As researchers, we spend our lives asking questions. We are skilled at framing questions in the right way to elicit answers that will help our clients to understand the communities they serve. Recently however times have changed and many conversations that are relevant to client organisations are going on without any such input or direction. Communities are now having their own conversations and it is vital that we learn what we can from these less orchestrated data sources.
I am talking of course of social media. We recently undertook a qualitative analysis of social media conversations on behalf of a syndicate of Higher Education Institutions based in London, with input from umbrella body London Higher. The institutions wished to understand the tone and nature of the conversations going on about the pros and cons of being a student in the capital. Understanding these conversations would help universities in London to frame their own communications to better address any barriers being raised for and by potential students. The study also helped the sponsoring universities to understand what most appeals to potential students about studying in the capital, allowing them to consider how best to build on these perceived assets.
We found many threads in various social media forums discussing whether studying in the capital is better or worse than studying in other major UK cities. The data was extremely rich and the threads could be analysed very much as a researcher might analyse a series of qualitative interview or group discussion transcripts. There were many consistent themes arising from the data and whilst we had not directly asked the questions ourselves there was certainly no shortage of learning to be gained. In fact, there is much to be learned by examining the questions that communities are asking one another.
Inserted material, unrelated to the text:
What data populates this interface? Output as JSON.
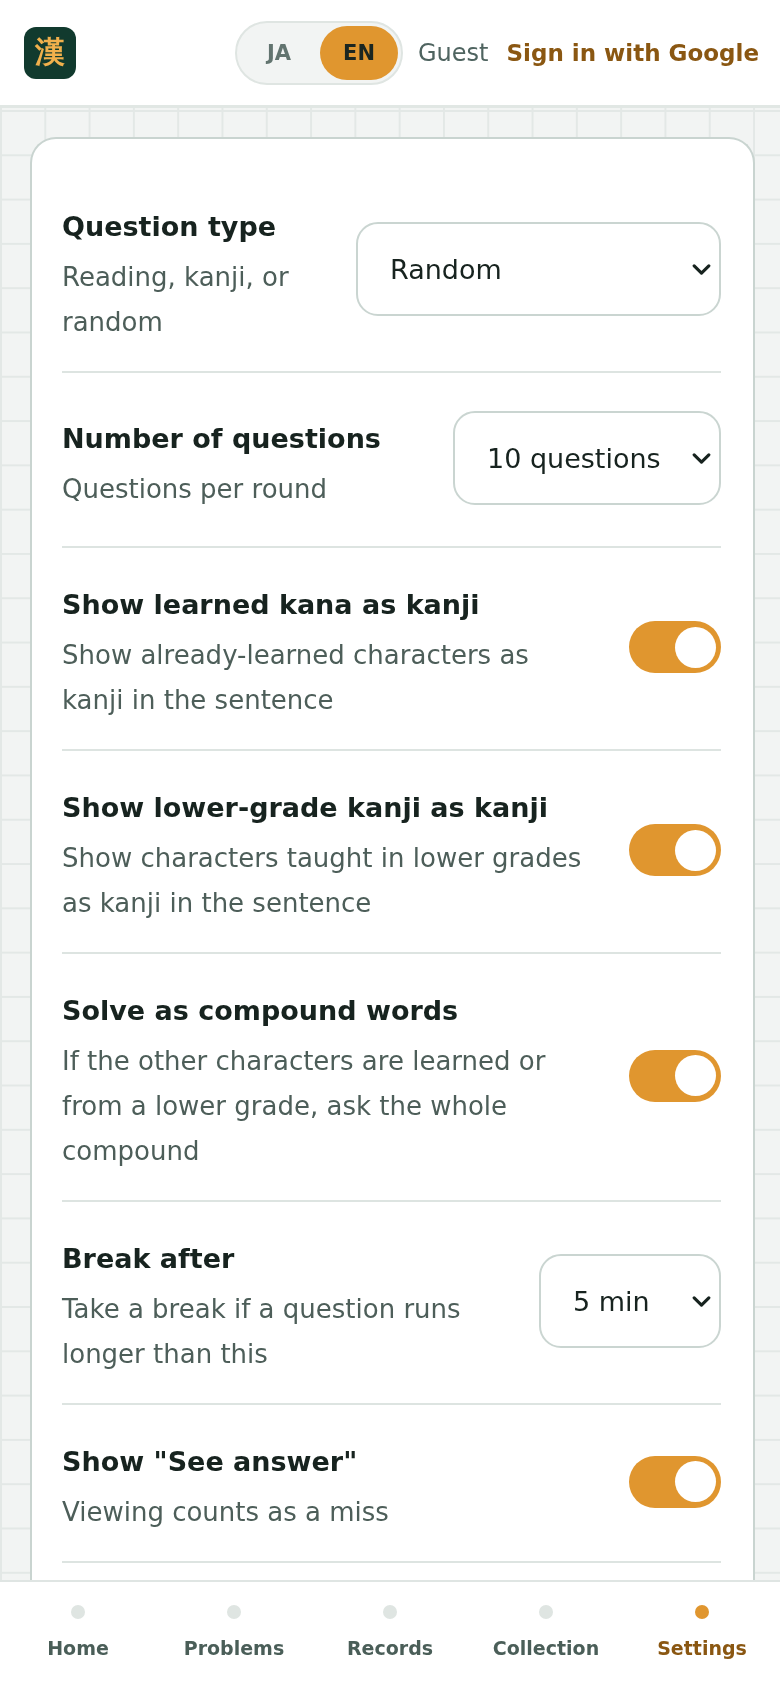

Does your organisation know what is being said about you or your issues ‘behind your back’ on social media? Could a formal qualitative analysis of the discussions going on in relevant forums be of value? If you are interested in finding out, why not get in touch?